Riboflavin transporter deficiency neuronopathy - SLC52A2 or SLC52A3 genes
Riboflavin transporter deficiency neuropathy is a process that affects neurons. Affected people often have sensorineural hearing loss and signs of damage to other auditory nerves. In addition to the nerves in the inner ear, this disease affects the nerves found in the brain stem, specifically in the pontobulbar region. Damage to these nerves causes pontobulbar palsy. Nerves in the pontobulbar region contribute to the control of various voluntary muscular activities, including breathing, speech, and movement of the limbs. As a consequence of pontobulbar palsy, affected individuals may manifest respiratory problems, difficulty speaking, as well as muscle weakness in the face, neck, shoulders, and extremities. Affected individuals may also have spasticity and exaggerated reflexes.
The age of onset of riboflavin transporter deficiency neuropathy can range from infancy to adulthood. When the disease manifests itself in childhood, the first symptoms often include breathing problems due to nerve damage, which can be potentially fatal. When the disease begins in children or young adults, sensorineural hearing loss usually occurs first, followed by signs of pontobulbar palsy. If left untreated, the signs and symptoms of riboflavin transporter deficiency neuropathy get worse over time. Severe respiratory problems and respiratory infections are the most common cause of death in people with this disease. Without treatment, affected children typically survive less than a year. However, people who develop the disease after 4 years of age usually survive for more than 10 years.

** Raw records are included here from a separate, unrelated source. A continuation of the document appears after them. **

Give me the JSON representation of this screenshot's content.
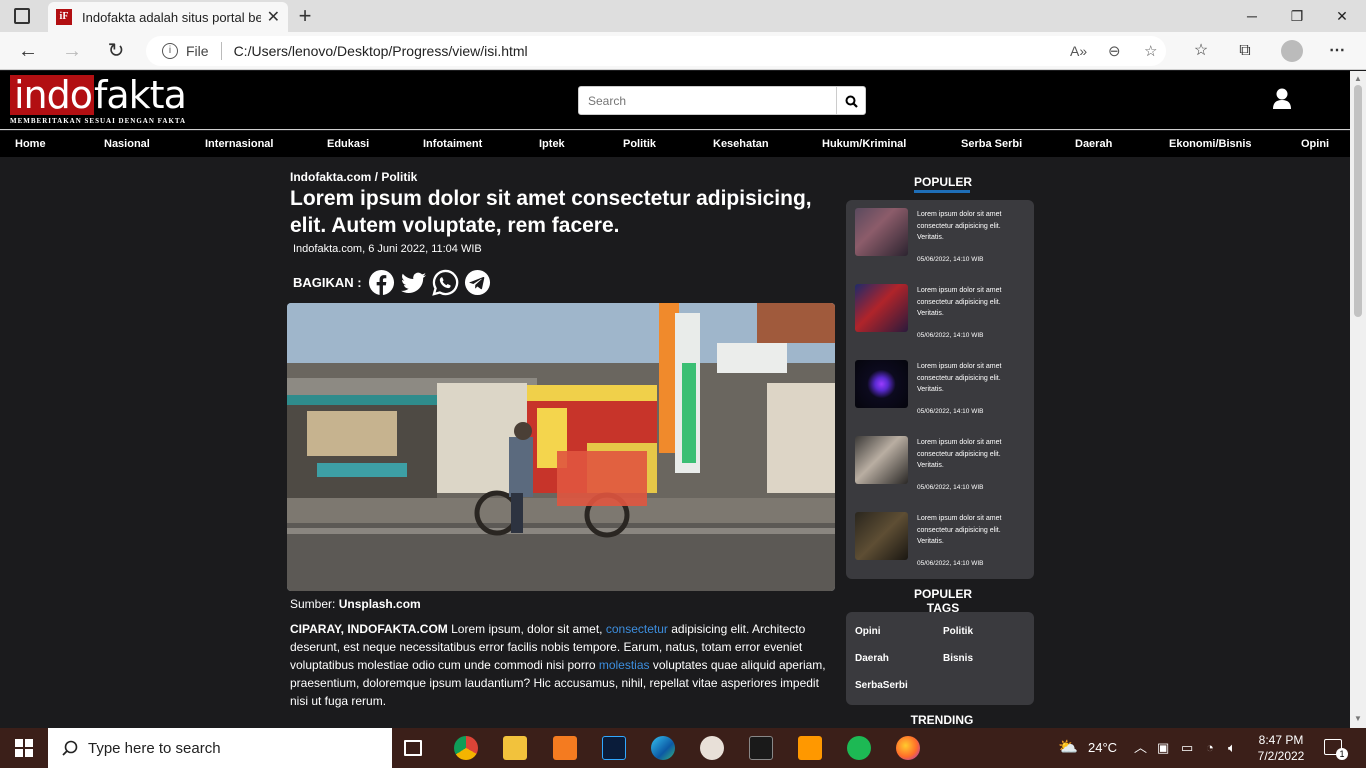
{
  "browser": {
    "tab_title": "Indofakta adalah situs portal beri",
    "url_prefix": "File",
    "url": "C:/Users/lenovo/Desktop/Progress/view/isi.html"
  },
  "site": {
    "logo_left": "indo",
    "logo_right": "fakta",
    "logo_tagline": "MEMBERITAKAN SESUAI DENGAN FAKTA",
    "search_placeholder": "Search",
    "nav": [
      "Home",
      "Nasional",
      "Internasional",
      "Edukasi",
      "Infotaiment",
      "Iptek",
      "Politik",
      "Kesehatan",
      "Hukum/Kriminal",
      "Serba Serbi",
      "Daerah",
      "Ekonomi/Bisnis",
      "Opini"
    ]
  },
  "article": {
    "breadcrumb": "Indofakta.com / Politik",
    "title": "Lorem ipsum dolor sit amet consectetur adipisicing, elit. Autem voluptate, rem facere.",
    "dateline": "Indofakta.com, 6 Juni 2022, 11:04 WIB",
    "share_label": "BAGIKAN :",
    "share_icons": [
      "facebook-icon",
      "twitter-icon",
      "whatsapp-icon",
      "telegram-icon"
    ],
    "source_label": "Sumber:",
    "source_value": "Unsplash.com",
    "body_lead": "CIPARAY, INDOFAKTA.COM",
    "body_1": " Lorem ipsum, dolor sit amet, ",
    "body_link_1": "consectetur",
    "body_2": " adipisicing elit. Architecto deserunt, est neque necessitatibus error facilis nobis tempore. Earum, natus, totam error eveniet voluptatibus molestiae odio cum unde commodi nisi porro ",
    "body_link_2": "molestias",
    "body_3": " voluptates quae aliquid aperiam, praesentium, doloremque ipsum laudantium? Hic accusamus, nihil, repellat vitae asperiores impedit nisi ut fuga rerum."
  },
  "sidebar": {
    "popular_title": "POPULER",
    "popular": [
      {
        "text": "Lorem ipsum dolor sit amet consectetur adipisicing elit. Veritatis.",
        "date": "05/06/2022, 14:10 WIB"
      },
      {
        "text": "Lorem ipsum dolor sit amet consectetur adipisicing elit. Veritatis.",
        "date": "05/06/2022, 14:10 WIB"
      },
      {
        "text": "Lorem ipsum dolor sit amet consectetur adipisicing elit. Veritatis.",
        "date": "05/06/2022, 14:10 WIB"
      },
      {
        "text": "Lorem ipsum dolor sit amet consectetur adipisicing elit. Veritatis.",
        "date": "05/06/2022, 14:10 WIB"
      },
      {
        "text": "Lorem ipsum dolor sit amet consectetur adipisicing elit. Veritatis.",
        "date": "05/06/2022, 14:10 WIB"
      }
    ],
    "tags_title": "POPULER TAGS",
    "tags": [
      "Opini",
      "Politik",
      "Daerah",
      "Bisnis",
      "SerbaSerbi"
    ],
    "trending_title": "TRENDING"
  },
  "taskbar": {
    "search_placeholder": "Type here to search",
    "weather": "24°C",
    "time": "8:47 PM",
    "date": "7/2/2022",
    "notification_count": "1"
  },
  "colors": {
    "brand_red": "#b20f12",
    "accent_blue": "#1e6eb8",
    "link_blue": "#3d8ede",
    "page_bg": "#1b1b1d",
    "card_bg": "#3a3a3e"
  }
}
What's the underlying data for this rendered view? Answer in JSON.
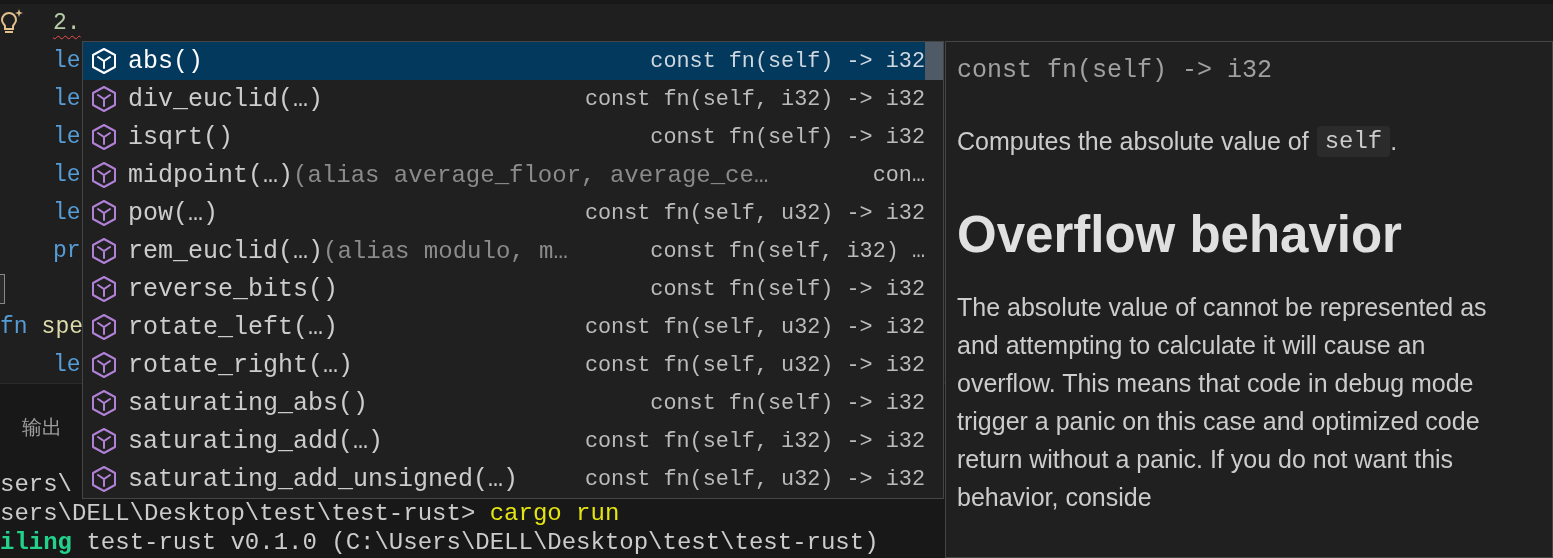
{
  "editor": {
    "lines": [
      {
        "kind": "code",
        "indented": true,
        "squiggle": true,
        "tokens": [
          {
            "text": "2.",
            "kind": "number"
          }
        ]
      },
      {
        "kind": "code",
        "indented": true,
        "squiggle": false,
        "tokens": [
          {
            "text": "le",
            "kind": "keyword"
          }
        ]
      },
      {
        "kind": "code",
        "indented": true,
        "squiggle": false,
        "tokens": [
          {
            "text": "le",
            "kind": "keyword"
          }
        ]
      },
      {
        "kind": "code",
        "indented": true,
        "squiggle": false,
        "tokens": [
          {
            "text": "le",
            "kind": "keyword"
          }
        ]
      },
      {
        "kind": "code",
        "indented": true,
        "squiggle": false,
        "tokens": [
          {
            "text": "le",
            "kind": "keyword"
          }
        ]
      },
      {
        "kind": "code",
        "indented": true,
        "squiggle": false,
        "tokens": [
          {
            "text": "le",
            "kind": "keyword"
          }
        ]
      },
      {
        "kind": "code",
        "indented": true,
        "squiggle": false,
        "tokens": [
          {
            "text": "pr",
            "kind": "keyword"
          }
        ]
      },
      {
        "kind": "bracket_highlight"
      },
      {
        "kind": "code",
        "indented": false,
        "squiggle": false,
        "tokens": [
          {
            "text": "fn",
            "kind": "keyword"
          },
          {
            "text": "spe",
            "kind": "function"
          }
        ]
      },
      {
        "kind": "code",
        "indented": true,
        "squiggle": false,
        "tokens": [
          {
            "text": "le",
            "kind": "keyword"
          }
        ]
      }
    ]
  },
  "panel": {
    "tabs": [
      {
        "label": "输出",
        "selected": false
      }
    ],
    "terminal": [
      [
        {
          "text": "sers\\",
          "kind": "plain"
        }
      ],
      [
        {
          "text": "sers\\DELL\\Desktop\\test\\test-rust> ",
          "kind": "plain"
        },
        {
          "text": "cargo run",
          "kind": "command"
        }
      ],
      [
        {
          "text": "iling",
          "kind": "success"
        },
        {
          "text": " test-rust v0.1.0 (C:\\Users\\DELL\\Desktop\\test\\test-rust)",
          "kind": "plain"
        }
      ]
    ]
  },
  "suggestions": [
    {
      "label": "abs()",
      "detail": "const fn(self) -> i32",
      "selected": true
    },
    {
      "label": "div_euclid(…)",
      "detail": "const fn(self, i32) -> i32",
      "selected": false
    },
    {
      "label": "isqrt()",
      "detail": "const fn(self) -> i32",
      "selected": false
    },
    {
      "label": "midpoint(…)",
      "alias": "(alias average_floor, average_ce…",
      "detail": "con…",
      "selected": false
    },
    {
      "label": "pow(…)",
      "detail": "const fn(self, u32) -> i32",
      "selected": false
    },
    {
      "label": "rem_euclid(…)",
      "alias": "(alias modulo, m…",
      "detail": "const fn(self, i32) …",
      "selected": false
    },
    {
      "label": "reverse_bits()",
      "detail": "const fn(self) -> i32",
      "selected": false
    },
    {
      "label": "rotate_left(…)",
      "detail": "const fn(self, u32) -> i32",
      "selected": false
    },
    {
      "label": "rotate_right(…)",
      "detail": "const fn(self, u32) -> i32",
      "selected": false
    },
    {
      "label": "saturating_abs()",
      "detail": "const fn(self) -> i32",
      "selected": false
    },
    {
      "label": "saturating_add(…)",
      "detail": "const fn(self, i32) -> i32",
      "selected": false
    },
    {
      "label": "saturating_add_unsigned(…)",
      "detail": "const fn(self, u32) -> i32",
      "selected": false
    }
  ],
  "docs": {
    "signature": "const fn(self) -> i32",
    "summary": {
      "text": "Computes the absolute value of",
      "code": "self",
      "after": "."
    },
    "heading": "Overflow behavior",
    "body_lines": [
      "The absolute value of cannot be represented as",
      "and attempting to calculate it will cause an",
      "overflow. This means that code in debug mode",
      "trigger a panic on this case and optimized code",
      "return without a panic. If you do not want this",
      "behavior, conside"
    ]
  }
}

Riboflavin transporter deficiency neuropathy encompasses two entities that were previously considered distinct: Brown-Vialetto-Van Laere syndrome (BVVLS) and Fazio-Londe disease. Both entities have similar signs and symptoms, but Fazio-Londe disease does not include sensorineural hearing loss. Because these two diseases share a genetic cause and have overlapping characteristics, it has been proposed that they are forms of the same disease.
This process may be due to mutations in the SLC52A2 gene (solute carrier family 52 member 2), located on the long arm of chromosome 8 (8q24.3) or in the SLC52A3 gene (solute carrier family 52 member 3), located in the short arm of chromosome 20 (20p13). These genes encode riboflavin transporters 2 (RFVT2) and 3 (RFVT3), respectively. Both proteins carry riboflavin (also called vitamin B2) across the cell membrane. The RFVT3 protein is found in especially high concentrations in cells of the small intestine and is important for the absorption of riboflavin during digestion so that the vitamin can be metabolized in the body. The RFVT2 protein is found in cells of the brain and spinal cord and is important to ensure that these tissues have enough riboflavin for proper function. In the cells of the body, riboflavin is the main component of flavin adenine dinucleotide (FAD) and flavin mononucleotide (FMN) molecules. FAD and FMN are involved in many different chemical reactions and are necessary for a variety of cellular processes. An important function of these molecules is in the production of cellular energy. FAD and FMN are also involved in the breakdown of carbohydrates, fats, and proteins.
At least 11 mutations in the SLC52A2 gene and more than 24 mutations in the SLC52A3 gene have been described in people with riboflavin transporter deficiency neuropathy. Mutations in the SLC52A2 or SLC52A3 gene inhibit protein synthesis or result in an abnormal riboflavin transporter protein with impaired ability to transport riboflavin. Consequently, there is a decrease in the amount of riboflavin available in the body. It is not clear how these changes lead to the disease´s characteristic nerve problems.
Riboflavin transporter deficiency neuropathy generally follows an autosomal recessive pattern of inheritance, meaning that both copies of the gene in every cell must have the mutations for the alteration to be expressed. The parents of an individual with an autosomal recessive disease have one copy of the mutated gene, but they usually do not show signs and symptoms of the disease.
Tests performed in IVAMI: in IVAMI we perform the detection of mutations associated with Riboflavin transporter deficiency neuronopathy, by means of the complete PCR amplification of the exons of the SLC52A2 and/or SLC52A3 genes, respectively, and their subsequent sequencing.
Recommended samples: non-coagulated blood obtained with EDTA for separation of blood leucocytes, or a card with a dried blood sample (IVAMI can mail the card to deposit the blood sample).